Website and app data records:

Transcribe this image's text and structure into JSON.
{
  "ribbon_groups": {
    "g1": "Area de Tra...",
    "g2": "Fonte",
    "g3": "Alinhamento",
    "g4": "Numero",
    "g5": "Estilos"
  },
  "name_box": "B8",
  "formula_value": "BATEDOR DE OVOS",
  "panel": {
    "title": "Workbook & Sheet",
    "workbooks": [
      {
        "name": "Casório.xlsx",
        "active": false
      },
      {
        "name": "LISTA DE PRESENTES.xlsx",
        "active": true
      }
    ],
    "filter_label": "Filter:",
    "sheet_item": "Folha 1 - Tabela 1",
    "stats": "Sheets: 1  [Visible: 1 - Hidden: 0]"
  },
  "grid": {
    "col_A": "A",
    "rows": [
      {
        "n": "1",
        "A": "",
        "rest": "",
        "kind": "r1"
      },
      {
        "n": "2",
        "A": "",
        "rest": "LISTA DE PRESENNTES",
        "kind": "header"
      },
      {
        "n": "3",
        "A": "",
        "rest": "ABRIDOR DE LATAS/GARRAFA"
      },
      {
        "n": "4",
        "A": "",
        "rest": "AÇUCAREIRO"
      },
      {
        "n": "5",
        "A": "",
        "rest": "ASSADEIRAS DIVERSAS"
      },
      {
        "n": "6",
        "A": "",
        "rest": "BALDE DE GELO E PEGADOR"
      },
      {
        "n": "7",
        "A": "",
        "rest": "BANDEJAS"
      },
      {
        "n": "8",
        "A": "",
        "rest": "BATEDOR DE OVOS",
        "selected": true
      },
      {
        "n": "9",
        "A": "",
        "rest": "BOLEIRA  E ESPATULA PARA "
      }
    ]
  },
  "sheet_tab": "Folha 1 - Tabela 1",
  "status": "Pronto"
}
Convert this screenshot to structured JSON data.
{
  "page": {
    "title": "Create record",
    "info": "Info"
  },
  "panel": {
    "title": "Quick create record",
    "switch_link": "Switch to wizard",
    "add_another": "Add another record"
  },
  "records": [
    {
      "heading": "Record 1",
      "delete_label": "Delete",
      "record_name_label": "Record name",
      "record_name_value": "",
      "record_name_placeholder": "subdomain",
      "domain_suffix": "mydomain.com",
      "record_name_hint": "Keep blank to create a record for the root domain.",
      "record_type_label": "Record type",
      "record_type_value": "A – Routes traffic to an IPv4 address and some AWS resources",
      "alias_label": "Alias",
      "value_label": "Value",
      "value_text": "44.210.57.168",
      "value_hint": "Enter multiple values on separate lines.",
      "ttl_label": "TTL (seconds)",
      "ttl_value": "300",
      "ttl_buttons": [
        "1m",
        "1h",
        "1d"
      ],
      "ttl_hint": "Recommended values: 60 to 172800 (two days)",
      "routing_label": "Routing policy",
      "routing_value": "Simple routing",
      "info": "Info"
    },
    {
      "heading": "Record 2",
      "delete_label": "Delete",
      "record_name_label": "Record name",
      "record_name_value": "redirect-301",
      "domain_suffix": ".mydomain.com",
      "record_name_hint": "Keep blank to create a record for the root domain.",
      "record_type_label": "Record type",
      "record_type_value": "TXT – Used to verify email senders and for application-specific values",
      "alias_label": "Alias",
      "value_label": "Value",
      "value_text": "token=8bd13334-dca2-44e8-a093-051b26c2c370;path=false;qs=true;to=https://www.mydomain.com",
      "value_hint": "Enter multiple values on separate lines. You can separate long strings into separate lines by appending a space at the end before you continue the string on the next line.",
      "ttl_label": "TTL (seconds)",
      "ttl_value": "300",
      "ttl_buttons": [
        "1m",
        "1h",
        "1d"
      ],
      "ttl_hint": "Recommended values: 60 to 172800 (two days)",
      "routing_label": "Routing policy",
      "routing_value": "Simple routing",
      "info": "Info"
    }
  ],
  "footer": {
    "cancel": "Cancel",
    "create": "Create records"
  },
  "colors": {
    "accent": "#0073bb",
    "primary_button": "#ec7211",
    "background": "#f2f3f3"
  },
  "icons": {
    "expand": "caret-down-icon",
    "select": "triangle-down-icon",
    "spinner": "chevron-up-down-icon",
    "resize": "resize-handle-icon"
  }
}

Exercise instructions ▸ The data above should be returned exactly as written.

Result for this task ▸
Transcribe this image's text and structure into JSON.
{
  "ribbon_groups": {
    "g1": "Area de Tra...",
    "g2": "Fonte",
    "g3": "Alinhamento",
    "g4": "Numero",
    "g5": "Estilos"
  },
  "name_box": "B8",
  "formula_value": "BATEDOR DE OVOS",
  "panel": {
    "title": "Workbook & Sheet",
    "workbooks": [
      {
        "name": "Casório.xlsx",
        "active": false
      },
      {
        "name": "LISTA DE PRESENTES.xlsx",
        "active": true
      }
    ],
    "filter_label": "Filter:",
    "sheet_item": "Folha 1 - Tabela 1",
    "stats": "Sheets: 1  [Visible: 1 - Hidden: 0]"
  },
  "grid": {
    "col_A": "A",
    "rows": [
      {
        "n": "1",
        "A": "",
        "rest": "",
        "kind": "r1"
      },
      {
        "n": "2",
        "A": "",
        "rest": "LISTA DE PRESENNTES",
        "kind": "header"
      },
      {
        "n": "3",
        "A": "",
        "rest": "ABRIDOR DE LATAS/GARRAFA"
      },
      {
        "n": "4",
        "A": "",
        "rest": "AÇUCAREIRO"
      },
      {
        "n": "5",
        "A": "",
        "rest": "ASSADEIRAS DIVERSAS"
      },
      {
        "n": "6",
        "A": "",
        "rest": "BALDE DE GELO E PEGADOR"
      },
      {
        "n": "7",
        "A": "",
        "rest": "BANDEJAS"
      },
      {
        "n": "8",
        "A": "",
        "rest": "BATEDOR DE OVOS",
        "selected": true
      },
      {
        "n": "9",
        "A": "",
        "rest": "BOLEIRA  E ESPATULA PARA "
      }
    ]
  },
  "sheet_tab": "Folha 1 - Tabela 1",
  "status": "Pronto"
}
Convert this screenshot to structured JSON data.
{
  "page": {
    "title": "Create record",
    "info": "Info"
  },
  "panel": {
    "title": "Quick create record",
    "switch_link": "Switch to wizard",
    "add_another": "Add another record"
  },
  "records": [
    {
      "heading": "Record 1",
      "delete_label": "Delete",
      "record_name_label": "Record name",
      "record_name_value": "",
      "record_name_placeholder": "subdomain",
      "domain_suffix": "mydomain.com",
      "record_name_hint": "Keep blank to create a record for the root domain.",
      "record_type_label": "Record type",
      "record_type_value": "A – Routes traffic to an IPv4 address and some AWS resources",
      "alias_label": "Alias",
      "value_label": "Value",
      "value_text": "44.210.57.168",
      "value_hint": "Enter multiple values on separate lines.",
      "ttl_label": "TTL (seconds)",
      "ttl_value": "300",
      "ttl_buttons": [
        "1m",
        "1h",
        "1d"
      ],
      "ttl_hint": "Recommended values: 60 to 172800 (two days)",
      "routing_label": "Routing policy",
      "routing_value": "Simple routing",
      "info": "Info"
    },
    {
      "heading": "Record 2",
      "delete_label": "Delete",
      "record_name_label": "Record name",
      "record_name_value": "redirect-301",
      "domain_suffix": ".mydomain.com",
      "record_name_hint": "Keep blank to create a record for the root domain.",
      "record_type_label": "Record type",
      "record_type_value": "TXT – Used to verify email senders and for application-specific values",
      "alias_label": "Alias",
      "value_label": "Value",
      "value_text": "token=8bd13334-dca2-44e8-a093-051b26c2c370;path=false;qs=true;to=https://www.mydomain.com",
      "value_hint": "Enter multiple values on separate lines. You can separate long strings into separate lines by appending a space at the end before you continue the string on the next line.",
      "ttl_label": "TTL (seconds)",
      "ttl_value": "300",
      "ttl_buttons": [
        "1m",
        "1h",
        "1d"
      ],
      "ttl_hint": "Recommended values: 60 to 172800 (two days)",
      "routing_label": "Routing policy",
      "routing_value": "Simple routing",
      "info": "Info"
    }
  ],
  "footer": {
    "cancel": "Cancel",
    "create": "Create records"
  },
  "colors": {
    "accent": "#0073bb",
    "primary_button": "#ec7211",
    "background": "#f2f3f3"
  },
  "icons": {
    "expand": "caret-down-icon",
    "select": "triangle-down-icon",
    "spinner": "chevron-up-down-icon",
    "resize": "resize-handle-icon"
  }
}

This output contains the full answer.